10 A staple bushing, as claimed in claim 9, together with, registering means formed on each bushing part and adapted to position said bushing on said stapler.
. 11. A bushing, for use in connection with a stapler and formed of two oppositely held parts releasably positioned in the stapler, each bushing part comprising a non-metallic molded one-piece bushing, said bushing having near its front end ports adapted for staple exiting, and defining on its interior a central passage for a circulatory vessel, each bushing part having a projection protruding into said passage towards the passage axis rearwardiy of said staple exit ports, the projections of both parts of thebushing co-opera-ting, when the bushing is completed in the stapler, to clamp therebetween at least a portion of said vessel in the :passage.
l2. A bushing, for use in connection with a stapler and formed of two oppositely held parts releasably positioned in the stapler, each bushing part comprisinga non-metallic molded one-piece bushing, said bushing having a front end and defining on its interior a central passage for a.

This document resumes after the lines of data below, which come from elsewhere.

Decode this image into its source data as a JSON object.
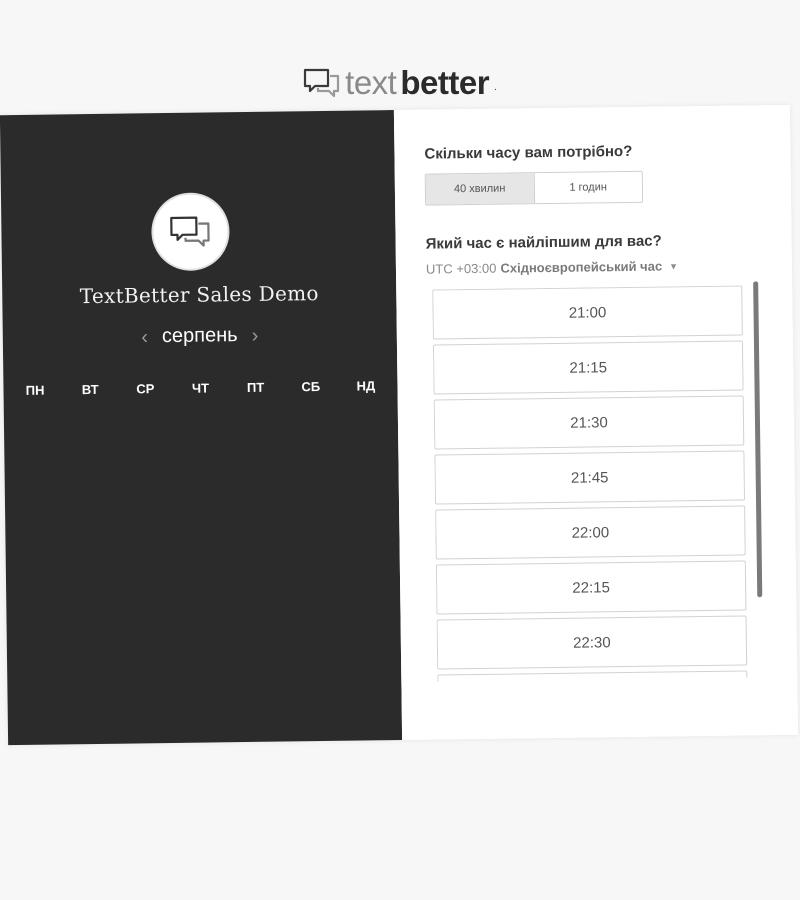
{
  "brand": {
    "logo_text_light": "text",
    "logo_text_bold": "better",
    "logo_suffix": "."
  },
  "booking": {
    "event_name": "TextBetter Sales Demo",
    "calendar": {
      "month": "серпень",
      "prev_icon": "chevron-left-icon",
      "next_icon": "chevron-right-icon",
      "weekdays": [
        "ПН",
        "ВТ",
        "СР",
        "ЧТ",
        "ПТ",
        "СБ",
        "НД"
      ]
    },
    "duration": {
      "title": "Скільки часу вам потрібно?",
      "options": [
        "40 хвилин",
        "1 годин"
      ],
      "selected": "40 хвилин"
    },
    "time": {
      "title": "Який час є найліпшим для вас?",
      "timezone_offset": "UTC +03:00",
      "timezone_name": "Східноєвропейський час",
      "slots": [
        "21:00",
        "21:15",
        "21:30",
        "21:45",
        "22:00",
        "22:15",
        "22:30",
        ""
      ]
    }
  },
  "colors": {
    "left_panel": "#2b2b2b",
    "right_panel": "#ffffff",
    "page_background": "#f7f7f7",
    "selected_duration": "#e6e6e6"
  }
}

circulatory vessel extending rearwardly of said front end, and clamping means comprising a structure formed on each bushing part having a serrated end surface, said end surfaces of said parts when the parts are assembled to complete the'bushing in the stapler defining therebetween an undulating path in said passage rearwardly of said front end, said surfaces clamping at least a portion of said vessel saidrpath thereby restraining removal of the vessel from said passage. 1
13. A staple bushing, as claimed in claim 12, the undulating path including at least one and one-half wavelike sections, each section'bending the vessel portion, whereby the clamped vessel portion is bent at least three times.

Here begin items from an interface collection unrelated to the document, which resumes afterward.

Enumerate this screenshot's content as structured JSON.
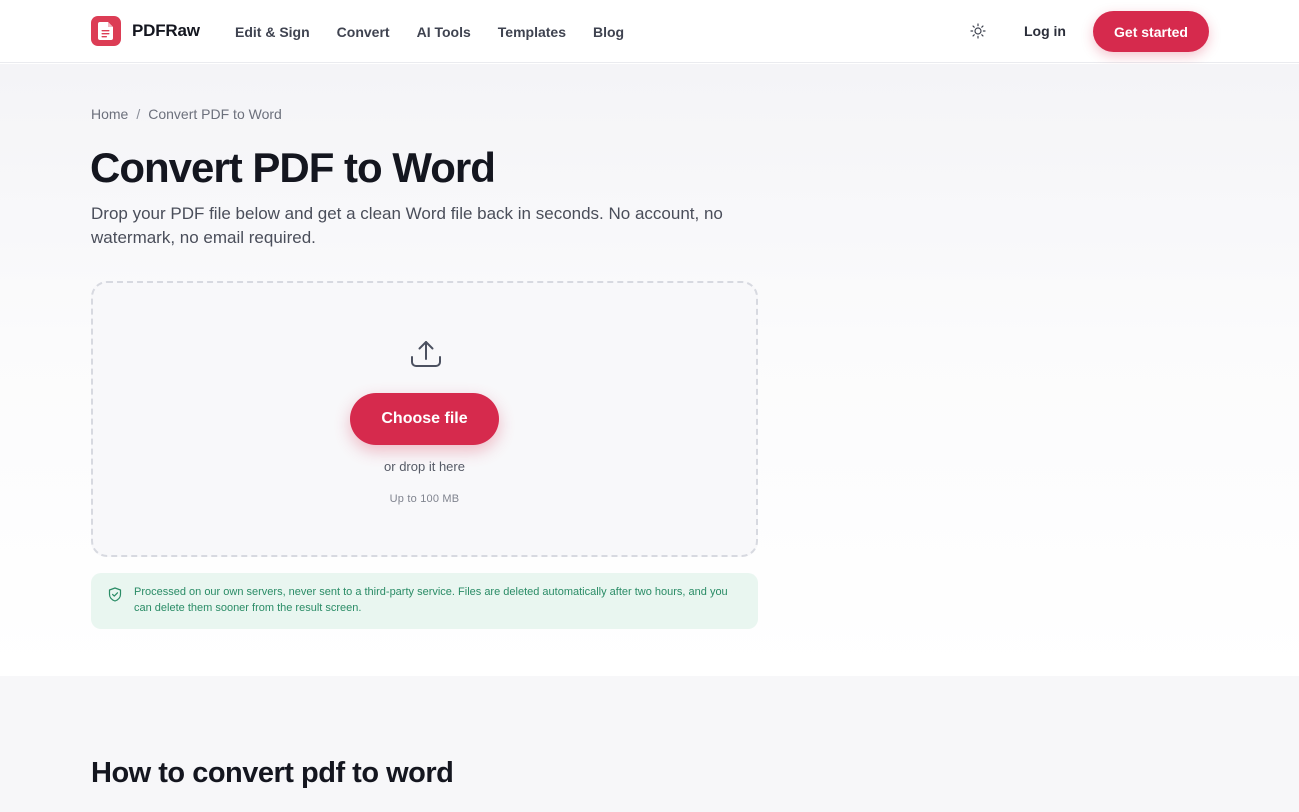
{
  "header": {
    "brand": "PDFRaw",
    "nav": [
      "Edit & Sign",
      "Convert",
      "AI Tools",
      "Templates",
      "Blog"
    ],
    "login": "Log in",
    "cta": "Get started"
  },
  "breadcrumb": {
    "home": "Home",
    "separator": "/",
    "current": "Convert PDF to Word"
  },
  "hero": {
    "title": "Convert PDF to Word",
    "subtitle": "Drop your PDF file below and get a clean Word file back in seconds. No account, no watermark, no email required."
  },
  "dropzone": {
    "button": "Choose file",
    "hint": "or drop it here",
    "limit": "Up to 100 MB"
  },
  "privacy": {
    "text": "Processed on our own servers, never sent to a third-party service. Files are deleted automatically after two hours, and you can delete them sooner from the result screen."
  },
  "howto": {
    "title": "How to convert pdf to word"
  },
  "icons": {
    "logo": "document-icon",
    "theme": "sun-icon",
    "upload": "upload-icon",
    "privacy": "shield-check-icon"
  },
  "colors": {
    "accent": "#d62a4d",
    "logo": "#dc3d55",
    "success_bg": "#e9f6f0",
    "success_text": "#2a8c66"
  }
}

14. A staple bushing, as claimed'in'claim 12, and a toothed rim formed on the exterior of said bushing arranged to engage frictionally the end portion of the circulatory vessel extending through said passage and being cufied over the rim; 7
i References Cited by the Examiner UNITED STATES PATENTS 2,618,268 11/52 English 128-346 X r 2,940,451 6/60 Vogelfanger et al 1349 X 2,965,900 12/ Inokouchi 1-349 X 3,101,715 8/63 Glassman 128-322 GRANVILLE Y. CUSTER, JR., Primary Examiner.
|Cited Patent||Filing date||Publication date||Applicant||Title|
|US2618268 *||Jan 25, 1950||Nov 18, 1952||English Eagerton E||Surgical forceps or clamp|
|US2940451 *||Feb 26, 1958||Jun 14, 1960||Canadian Patents Dev||Suturing apparatus|
|US2965900 *||Sep 14, 1959||Dec 27, 1960||Risaburo Aoki||Instrument for joining blood vessels|
|US3101715 *||Jul 12, 1961||Aug 27, 1963||Mueller & Company V||Non-crushing clamp|
|Citing Patent||Filing date||Publication date||Applicant||Title|
|US3366301 *||Sep 7, 1965||Jan 30, 1968||Codman & Shurtleff||Instrument for joining blood vessels|
|US4351466 *||Oct 16, 1980||Sep 28, 1982||United States Surgical Corporation||Disposable instrument for surgical fastening|
|US4379457 *||Feb 17, 1981||Apr 12, 1983||United States Surgical Corporation||Indicator for surgical stapler|
|US4414967 *||Jun 22, 1981||Nov 15, 1983||Minnesota Mining And Manufacturing Company||Internal fixation of bone, tendon, and ligaments|
|US4466436 *||Dec 23, 1981||Aug 21, 1984||Sukoo Lee||Surgical stapler|
|US4603693 *||Dec 7, 1981||Aug 5, 1986||United States Surgical Corporation||Instrument for circular surgical stapling of hollow body organs and disposable cartridge therefor|
|US5662259 *||Apr 9, 1996||Sep 2, 1997||Yoon; Inbae||Method of stapling anatomical tissue|
|US5662260 *||Apr 9, 1996||Sep 2, 1997||Yoon; Inbae||Surgical staple cartridge|
|WO1981001958A1 *||Jan 15, 1981||Jul 23, 1981||S Lee||Surgical cutter stapler|
|U.S. Classification||227/19, 227/152|
|International Classification||A61B17/03, A61B17/11, A61B17/115|
|Cooperative Classification||A61B2017/1125, A61B17/1152|